_PROBLEM DESCRIPTION_.
Copy the data below exactly. Any pictures in it should be omitted.

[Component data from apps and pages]
......

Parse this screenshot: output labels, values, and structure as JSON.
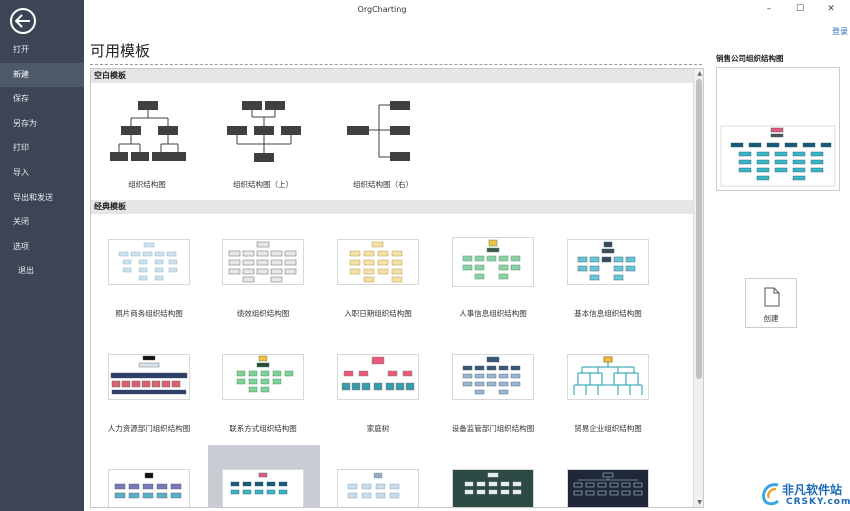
{
  "window": {
    "title": "OrgCharting",
    "minimize": "–",
    "maximize": "☐",
    "close": "✕",
    "login": "登录"
  },
  "sidebar": {
    "items": [
      {
        "label": "打开"
      },
      {
        "label": "新建"
      },
      {
        "label": "保存"
      },
      {
        "label": "另存为"
      },
      {
        "label": "打印"
      },
      {
        "label": "导入"
      },
      {
        "label": "导出和发送"
      },
      {
        "label": "关闭"
      },
      {
        "label": "选项"
      },
      {
        "label": "退出"
      }
    ]
  },
  "main": {
    "title": "可用模板",
    "sections": {
      "blank": "空白模板",
      "classic": "经典模板"
    },
    "blank_templates": [
      {
        "label": "组织结构图"
      },
      {
        "label": "组织结构图（上）"
      },
      {
        "label": "组织结构图（右）"
      }
    ],
    "classic_templates": [
      {
        "label": "照片商务组织结构图"
      },
      {
        "label": "绩效组织结构图"
      },
      {
        "label": "入职日期组织结构图"
      },
      {
        "label": "人事信息组织结构图"
      },
      {
        "label": "基本信息组织结构图"
      },
      {
        "label": "人力资源部门组织结构图"
      },
      {
        "label": "联系方式组织结构图"
      },
      {
        "label": "家庭树"
      },
      {
        "label": "设备监管部门组织结构图"
      },
      {
        "label": "贸易企业组织结构图"
      }
    ]
  },
  "preview": {
    "title": "销售公司组织结构图"
  },
  "create": {
    "label": "创建"
  },
  "watermark": {
    "line1": "非凡软件站",
    "line2": "CRSKY.com"
  },
  "colors": {
    "sidebar_bg": "#3b4555",
    "accent_link": "#2a6ebb",
    "section_bg": "#e6e6e6"
  }
}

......

_SOLUTION FOR THIS PROBLEM_.
Parse this screenshot: output labels, values, and structure as JSON.
{
  "window": {
    "title": "OrgCharting",
    "minimize": "–",
    "maximize": "☐",
    "close": "✕",
    "login": "登录"
  },
  "sidebar": {
    "items": [
      {
        "label": "打开"
      },
      {
        "label": "新建"
      },
      {
        "label": "保存"
      },
      {
        "label": "另存为"
      },
      {
        "label": "打印"
      },
      {
        "label": "导入"
      },
      {
        "label": "导出和发送"
      },
      {
        "label": "关闭"
      },
      {
        "label": "选项"
      },
      {
        "label": "退出"
      }
    ]
  },
  "main": {
    "title": "可用模板",
    "sections": {
      "blank": "空白模板",
      "classic": "经典模板"
    },
    "blank_templates": [
      {
        "label": "组织结构图"
      },
      {
        "label": "组织结构图（上）"
      },
      {
        "label": "组织结构图（右）"
      }
    ],
    "classic_templates": [
      {
        "label": "照片商务组织结构图"
      },
      {
        "label": "绩效组织结构图"
      },
      {
        "label": "入职日期组织结构图"
      },
      {
        "label": "人事信息组织结构图"
      },
      {
        "label": "基本信息组织结构图"
      },
      {
        "label": "人力资源部门组织结构图"
      },
      {
        "label": "联系方式组织结构图"
      },
      {
        "label": "家庭树"
      },
      {
        "label": "设备监管部门组织结构图"
      },
      {
        "label": "贸易企业组织结构图"
      }
    ]
  },
  "preview": {
    "title": "销售公司组织结构图"
  },
  "create": {
    "label": "创建"
  },
  "watermark": {
    "line1": "非凡软件站",
    "line2": "CRSKY.com"
  },
  "colors": {
    "sidebar_bg": "#3b4555",
    "accent_link": "#2a6ebb",
    "section_bg": "#e6e6e6"
  }
}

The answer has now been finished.